Certain embodiments may provide additional benefits, including reducing the incident angle at the diffuser of light propagating from the auxiliary light source, which can result in the diffuser operating with higher optical efficiency. Another benefit can include extra spreading of the light reflected from the light control surface when compared to direct light from a light source (for example, from a light source facing down the tube towards the diffuser).

Discussion of the various embodiments disclosed herein has generally followed the embodiments illustrated in the figures. However, it is contemplated that the particular features, structures, or characteristics of any embodiments discussed herein may be combined in any suitable manner in one or more separate embodiments not expressly illustrated or described. For example, it is understood that an auxiliary light fixture can include multiple light sources, lamps, and/or light control surfaces. It is further understood that the auxiliary lighting fixtures disclosed herein may be used in at least some daylighting systems and/or other lighting installations besides TDDs.

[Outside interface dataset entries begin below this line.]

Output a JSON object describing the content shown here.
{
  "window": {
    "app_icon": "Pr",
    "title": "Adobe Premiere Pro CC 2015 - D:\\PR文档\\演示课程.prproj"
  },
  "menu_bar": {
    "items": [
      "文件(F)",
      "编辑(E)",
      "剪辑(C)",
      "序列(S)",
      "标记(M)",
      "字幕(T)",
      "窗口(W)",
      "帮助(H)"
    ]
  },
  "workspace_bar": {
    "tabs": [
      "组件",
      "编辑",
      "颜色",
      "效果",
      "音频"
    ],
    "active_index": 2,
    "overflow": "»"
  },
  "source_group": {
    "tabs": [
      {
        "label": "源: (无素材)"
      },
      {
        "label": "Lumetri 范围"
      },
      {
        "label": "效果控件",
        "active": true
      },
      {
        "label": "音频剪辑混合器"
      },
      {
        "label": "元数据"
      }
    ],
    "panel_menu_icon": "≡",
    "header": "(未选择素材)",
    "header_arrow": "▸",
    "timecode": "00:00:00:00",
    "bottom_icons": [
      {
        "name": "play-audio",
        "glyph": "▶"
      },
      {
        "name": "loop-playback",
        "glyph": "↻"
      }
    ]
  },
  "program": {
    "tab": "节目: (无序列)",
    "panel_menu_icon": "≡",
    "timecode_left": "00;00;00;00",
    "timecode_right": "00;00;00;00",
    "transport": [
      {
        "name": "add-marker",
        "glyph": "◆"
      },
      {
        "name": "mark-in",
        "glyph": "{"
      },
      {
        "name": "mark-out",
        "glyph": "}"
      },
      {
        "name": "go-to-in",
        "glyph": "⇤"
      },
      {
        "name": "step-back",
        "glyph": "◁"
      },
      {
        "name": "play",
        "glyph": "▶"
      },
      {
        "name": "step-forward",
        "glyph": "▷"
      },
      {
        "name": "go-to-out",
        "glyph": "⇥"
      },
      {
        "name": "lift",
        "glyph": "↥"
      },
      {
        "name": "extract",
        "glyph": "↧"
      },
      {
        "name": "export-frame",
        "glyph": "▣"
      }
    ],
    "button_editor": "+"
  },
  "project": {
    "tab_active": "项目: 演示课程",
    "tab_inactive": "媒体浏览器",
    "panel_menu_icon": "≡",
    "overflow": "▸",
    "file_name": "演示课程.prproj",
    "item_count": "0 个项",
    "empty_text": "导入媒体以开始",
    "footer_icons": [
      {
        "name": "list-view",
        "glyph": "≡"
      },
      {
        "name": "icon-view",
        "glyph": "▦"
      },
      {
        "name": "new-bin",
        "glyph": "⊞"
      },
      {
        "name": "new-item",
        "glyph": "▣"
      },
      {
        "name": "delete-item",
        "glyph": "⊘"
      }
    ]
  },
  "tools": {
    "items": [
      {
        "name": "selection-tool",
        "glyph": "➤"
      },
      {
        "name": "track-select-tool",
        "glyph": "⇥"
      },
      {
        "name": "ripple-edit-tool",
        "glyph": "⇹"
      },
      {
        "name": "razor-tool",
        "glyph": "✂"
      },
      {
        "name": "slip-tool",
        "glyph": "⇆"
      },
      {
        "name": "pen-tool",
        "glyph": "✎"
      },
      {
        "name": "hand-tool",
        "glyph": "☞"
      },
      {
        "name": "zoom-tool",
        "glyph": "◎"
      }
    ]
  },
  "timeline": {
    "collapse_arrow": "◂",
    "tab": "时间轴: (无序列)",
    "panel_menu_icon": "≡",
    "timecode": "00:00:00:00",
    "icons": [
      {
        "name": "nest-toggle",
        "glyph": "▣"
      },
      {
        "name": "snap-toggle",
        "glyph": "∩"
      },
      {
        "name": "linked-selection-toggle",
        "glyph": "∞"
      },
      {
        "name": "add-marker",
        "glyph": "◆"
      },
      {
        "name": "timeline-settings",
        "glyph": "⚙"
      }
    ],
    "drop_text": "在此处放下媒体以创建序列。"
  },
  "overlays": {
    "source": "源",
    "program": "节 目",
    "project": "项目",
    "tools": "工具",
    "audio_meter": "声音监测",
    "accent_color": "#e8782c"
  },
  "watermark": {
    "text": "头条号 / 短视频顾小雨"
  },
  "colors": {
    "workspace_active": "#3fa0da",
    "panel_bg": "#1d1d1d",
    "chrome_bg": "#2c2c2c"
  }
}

It should be appreciated that in the above description of embodiments, various features are sometimes grouped together in a single embodiment, figure, or description thereof for the purpose of streamlining the disclosure and aiding in the understanding of one or more of the various inventive aspects. This method of disclosure, however, is not to be interpreted as reflecting an intention that any claim require more features than are expressly recited in that claim. Moreover, any components, features, or steps illustrated and/or described in a particular embodiment herein can be applied to or used with any other embodiment(s). Thus, it is intended that the scope of the inventions herein disclosed should not be limited by the particular embodiments described above, but should be determined only by a fair reading of the claims that follow.

Referenced by
Citing PatentFiling datePublication dateApplicantTitle
US8746942 *Jun 18, 2010Jun 10, 2014Gennaro BracaleTubular skylight
US20120087113 *Oct 11, 2010Apr 12, 2012Mcclellan Thomas DavidHybrid lighting system with led illumination sources
US20120134170 *Jun 18, 2010May 31, 2012Gennaro BracaleTubular skylight
US20140022640 *Aug 6, 2012Jan 23, 2014Hon Hai Precision Industry Co., Ltd.Illumination system for anechoic chamber
EP2644801A1Mar 22, 2013Oct 2, 2013Bartenbach Holding GmbHLight cupola
WO2012166301A1 *May 8, 2012Dec 6, 2012Osram Sylvania Inc.Multimode color tunable light source and daylighting system
Classifications
U.S. Classification362/249.02, 362/296.01
International ClassificationF21S4/00, F21V7/00
Cooperative ClassificationF21S11/00, F21Y2101/02, F21S19/005
European ClassificationF21S19/00, F21S19/00H
Legal Events
DateCodeEventDescription
Aug 25, 2009ASAssignment
Owner name: SOLATUBE INTERNATIONAL, INC., CALIFORNIA
Free format text: ASSIGNMENT OF ASSIGNORS INTEREST;ASSIGNOR:JASTER, PAUL AUGUST;REEL/FRAME:023136/0064
Effective date: 20090818